- What does the Key Performance Indicators (KPIs) for the business indicate?
- How does the business compare when it is benchmarked against other businesses?
- What written systems does the business have?
- Can the current business owner be replaced or is he/she making all the critical decisions and carrying around “in their head” vital information for the business.
If you want to sell your business and maximize its value, attention needs to be given to the peripheral aspects of a business:
- Key Performance Indicators.
- Written systems.
- How effective is the current management team in running the business?
- Do they have regular meetings?
- Do they compare their performance to the KPIs?
Business buyers are very interested in systems, management and the people involved in the business.
Management and people are normally rated at a higher benefit factor than the product the business is selling. This is because management and people make businesses work - “products” can’t do that on their own. So the key questions that a buyer will be looking at are:

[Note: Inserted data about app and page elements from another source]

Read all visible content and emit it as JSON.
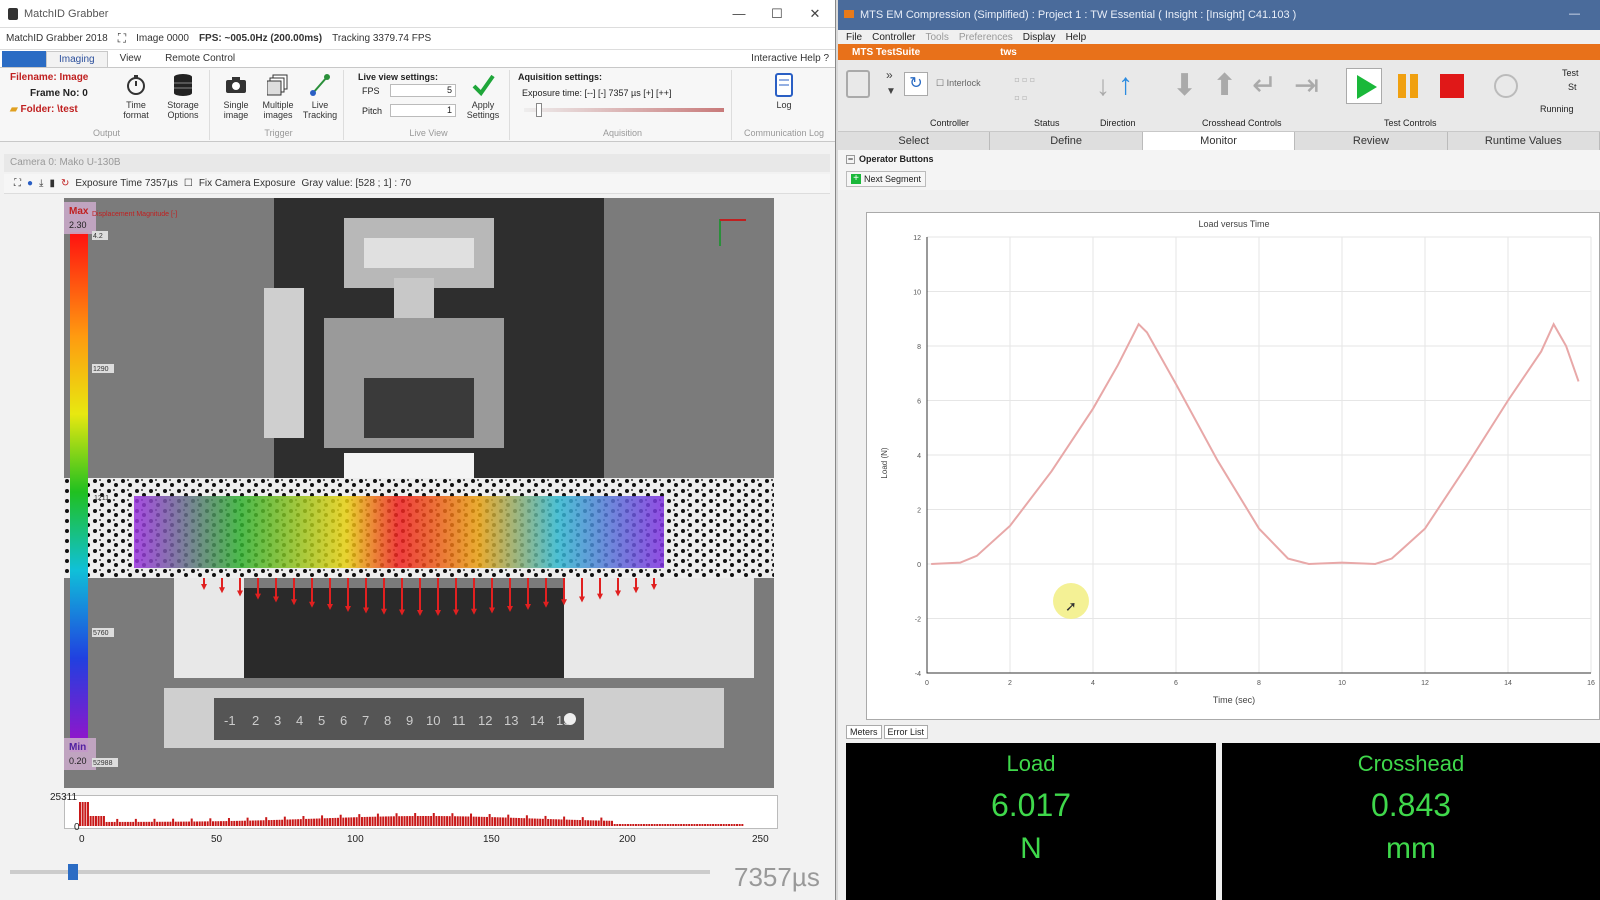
{
  "left_window": {
    "title": "MatchID Grabber",
    "controls": [
      "—",
      "☐",
      "✕"
    ],
    "infobar": {
      "app": "MatchID Grabber 2018",
      "image": "Image 0000",
      "fps": "FPS: ~005.0Hz (200.00ms)",
      "tracking": "Tracking 3379.74 FPS"
    },
    "tabs": [
      "Imaging",
      "View",
      "Remote Control"
    ],
    "help": "Interactive Help",
    "ribbon": {
      "filename": "Filename: Image",
      "frame": "Frame No: 0",
      "folder": "Folder: \\test",
      "time_format": "Time format",
      "storage_options": "Storage Options",
      "output_label": "Output",
      "single_image": "Single image",
      "multiple_images": "Multiple images",
      "live_tracking": "Live Tracking",
      "trigger_label": "Trigger",
      "live_view_title": "Live view settings:",
      "fps_label": "FPS",
      "fps_value": "5",
      "pitch_label": "Pitch",
      "pitch_value": "1",
      "live_view_label": "Live View",
      "apply_settings": "Apply Settings",
      "acq_title": "Aquisition settings:",
      "exposure_label": "Exposure time: [--] [-] 7357 µs [+] [++]",
      "acq_label": "Aquisition",
      "log": "Log",
      "comm_log_label": "Communication Log"
    },
    "camera_header": "Camera 0: Mako U-130B",
    "camera_toolbar": {
      "exposure": "Exposure Time 7357µs",
      "fix": "Fix Camera Exposure",
      "gray": "Gray value: [528 ; 1] : 70"
    },
    "colorbar": {
      "max_label": "Max",
      "max_value": "2.30",
      "min_label": "Min",
      "min_value": "0.20",
      "title": "Displacement Magnitude [-]",
      "ticks": [
        "4.2",
        "1290",
        "5760",
        "1211",
        "52988"
      ]
    },
    "ruler": [
      "-1",
      "2",
      "3",
      "4",
      "5",
      "6",
      "7",
      "8",
      "9",
      "10",
      "11",
      "12",
      "13",
      "14",
      "15"
    ],
    "histogram": {
      "ymax": "25311",
      "ymin": "0",
      "xticks": [
        "0",
        "50",
        "100",
        "150",
        "200",
        "250"
      ]
    },
    "exposure_big": "7357µs"
  },
  "right_window": {
    "title": "MTS EM Compression (Simplified) : Project 1 : TW Essential ( Insight : [Insight] C41.103 )",
    "menu": [
      "File",
      "Controller",
      "Tools",
      "Preferences",
      "Display",
      "Help"
    ],
    "brand": "MTS TestSuite",
    "user": "tws",
    "toolbar": {
      "interlock": "Interlock",
      "controller": "Controller",
      "status": "Status",
      "direction": "Direction",
      "crosshead": "Crosshead Controls",
      "test_controls": "Test Controls",
      "test_label": "Test",
      "running": "Running",
      "st": "St"
    },
    "tabs": [
      "Select",
      "Define",
      "Monitor",
      "Review",
      "Runtime Values"
    ],
    "active_tab": "Monitor",
    "operator_buttons": "Operator Buttons",
    "next_segment": "Next Segment",
    "meters_tabs": [
      "Meters",
      "Error List"
    ],
    "meters": [
      {
        "label": "Load",
        "value": "6.017",
        "unit": "N"
      },
      {
        "label": "Crosshead",
        "value": "0.843",
        "unit": "mm"
      }
    ],
    "colors": {
      "curve": "#e8a8a8",
      "meter_text": "#3fd84b",
      "orange": "#e8711a"
    }
  },
  "chart_data": {
    "type": "line",
    "title": "Load versus Time",
    "xlabel": "Time (sec)",
    "ylabel": "Load (N)",
    "xlim": [
      0,
      16
    ],
    "ylim": [
      -4,
      12
    ],
    "xticks": [
      0,
      2,
      4,
      6,
      8,
      10,
      12,
      14,
      16
    ],
    "yticks": [
      -4,
      -2,
      0,
      2,
      4,
      6,
      8,
      10,
      12
    ],
    "grid": true,
    "series": [
      {
        "x": [
          0.1,
          0.8,
          1.2,
          2.0,
          3.0,
          4.0,
          4.6,
          5.1,
          5.3,
          6.0,
          7.0,
          8.0,
          8.7,
          9.2,
          10.0,
          10.8,
          11.2,
          12.0,
          13.0,
          14.0,
          14.8,
          15.1,
          15.4,
          15.7
        ],
        "y": [
          0.0,
          0.05,
          0.3,
          1.4,
          3.4,
          5.7,
          7.3,
          8.8,
          8.5,
          6.6,
          3.8,
          1.3,
          0.2,
          0.0,
          0.05,
          0.0,
          0.2,
          1.3,
          3.6,
          6.0,
          7.8,
          8.8,
          8.0,
          6.7
        ]
      }
    ]
  }
}
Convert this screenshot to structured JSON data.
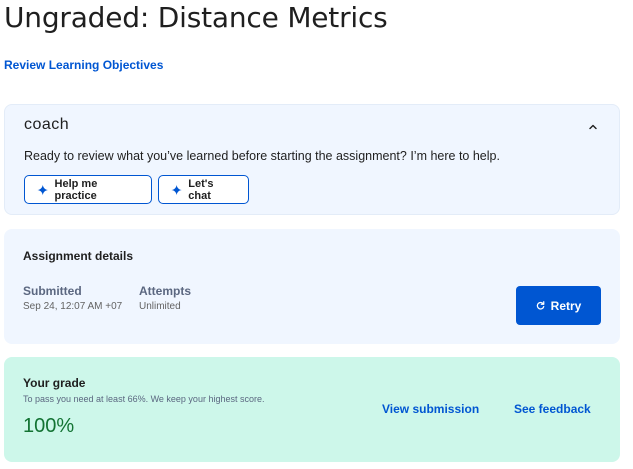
{
  "page": {
    "title": "Ungraded: Distance Metrics",
    "objectives_link": "Review Learning Objectives"
  },
  "coach": {
    "logo": "coach",
    "message": "Ready to review what you’ve learned before starting the assignment? I’m here to help.",
    "buttons": {
      "practice": "Help me practice",
      "chat": "Let's chat"
    }
  },
  "assignment": {
    "title": "Assignment details",
    "submitted_label": "Submitted",
    "submitted_value": "Sep 24, 12:07 AM +07",
    "attempts_label": "Attempts",
    "attempts_value": "Unlimited",
    "retry_label": "Retry"
  },
  "grade": {
    "title": "Your grade",
    "subtitle": "To pass you need at least 66%. We keep your highest score.",
    "value": "100%",
    "view_submission": "View submission",
    "see_feedback": "See feedback"
  },
  "colors": {
    "accent": "#0056d2",
    "grade_green": "#137333",
    "card_blue": "#f0f6ff",
    "card_green": "#cdf7ea"
  }
}
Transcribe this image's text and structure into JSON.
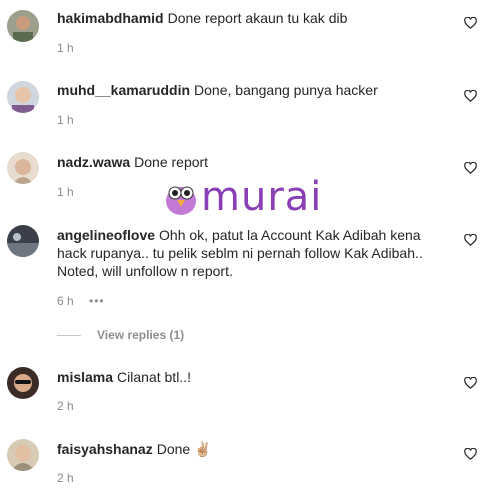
{
  "colors": {
    "username": "#262626",
    "meta": "#8e8e8e",
    "brand": "#8b3fb5"
  },
  "comments": [
    {
      "username": "hakimabdhamid",
      "text": "Done report akaun tu kak dib",
      "time": "1 h"
    },
    {
      "username": "muhd__kamaruddin",
      "text": "Done, bangang punya hacker",
      "time": "1 h"
    },
    {
      "username": "nadz.wawa",
      "text": "Done report",
      "time": "1 h"
    },
    {
      "username": "angelineoflove",
      "text_lines": [
        "Ohh ok, patut la Account Kak Adibah kena",
        "hack rupanya.. tu pelik seblm ni pernah follow Kak Adibah..",
        "Noted, will unfollow n report."
      ],
      "time": "6 h",
      "more": "•••"
    },
    {
      "username": "mislama",
      "text": "Cilanat btl..!",
      "time": "2 h"
    },
    {
      "username": "faisyahshanaz",
      "text": "Done ✌🏼",
      "time": "2 h"
    }
  ],
  "replies": {
    "label": "View replies (1)"
  },
  "watermark": {
    "text": "murai"
  },
  "icons": {
    "like": "heart-outline-icon",
    "more": "more-horizontal-icon"
  }
}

- Is there stability in the business?
- Does the management team know what they are doing?
- Is there a loyal work force?
- Are there systems and controls in place?
- Will there be alarms triggered if certain KPIs are not achieved?
Therefore, to minimize the perceived risk in the business, it is a good idea to take some “time out” to review and document the systems that are necessary for the affective management of your business. If you want to sell your business, you have to make yourself replaceable. Therefore the key factors are:
- Prepare a detailed list of what you currently do.
- What, of the current workload, can be delegated to other members of the management team or to external part-time consultants or staff?
- What additional training is required for your team members?
- Have they kept up to date with technology and systems?
- Do other members of the team know the key customers and suppliers to the business?
In summary, written systems and adherence to those systems, will make your business more efficient, with less risk, and therefore more attractive to potential purchasers. The high number of businesses currently for sale, and the higher number of businesses likely to go up for sale in the next decade or so, means that business owners, wishing to sell, should seriously review all aspects of the business to ensure that the business will pass a due diligence review.
If you would like us to review your business' systems or have discussions relevant to the suitability of your business for sale, please do not hesitate to contact us.
For more information contact us for a copy of the Paper 036-010 - Check List For The Sale Of A Business.
Fringe Benefit Tax returns need to be lodged by the 28 May 2011.
If you haven’t contacted our office as yet in relation to your Fringe Benefit Tax return for the FBT year ended 31 March 2011, please contact us as soon as possible.
Business Plans - Questions To Consider
Periodic Financial Accounts
- Are periodic financial accounts prepared throughout the year?
- If so, how often?
- Are other periodic accounts prepared on a detailed management basis to assist management to “drill down” into the figures?
- Do you compare your performance for a month (or quarter) against budget expectations?
- Do you compare your emerging financial performance against benchmark organizations?
- Do you prepare Key Performance Indicators on the business’ performance?
There are over 50 questionnaires relating to the preparation of a business plan, in the next issue we will consider Budgets/Cashflow Monitoring.
For more information contact us for a copy of the Paper 021-037 - Periodic Financial Accounts.
What's It Mean?
Creditors' Days Outstanding
This is a means of checking how a business is paying its creditors as compared to negotiated payment terms. Calculations are as follows:
Purchasers from creditors (not cash) divided by 365 = average daily credit purchases.
The creditors' balance outstanding at the end of the month divided by the average daily credit purchases = creditors' days outstanding.
Example: Credit purchases for the year $1,205,000
Daily credit purchase figure:
|Creditors' outstanding $162,000
|Creditors' days outstanding calculations:
For more information contact us for a copy of the Paper 005-001 - Accounting Terminology.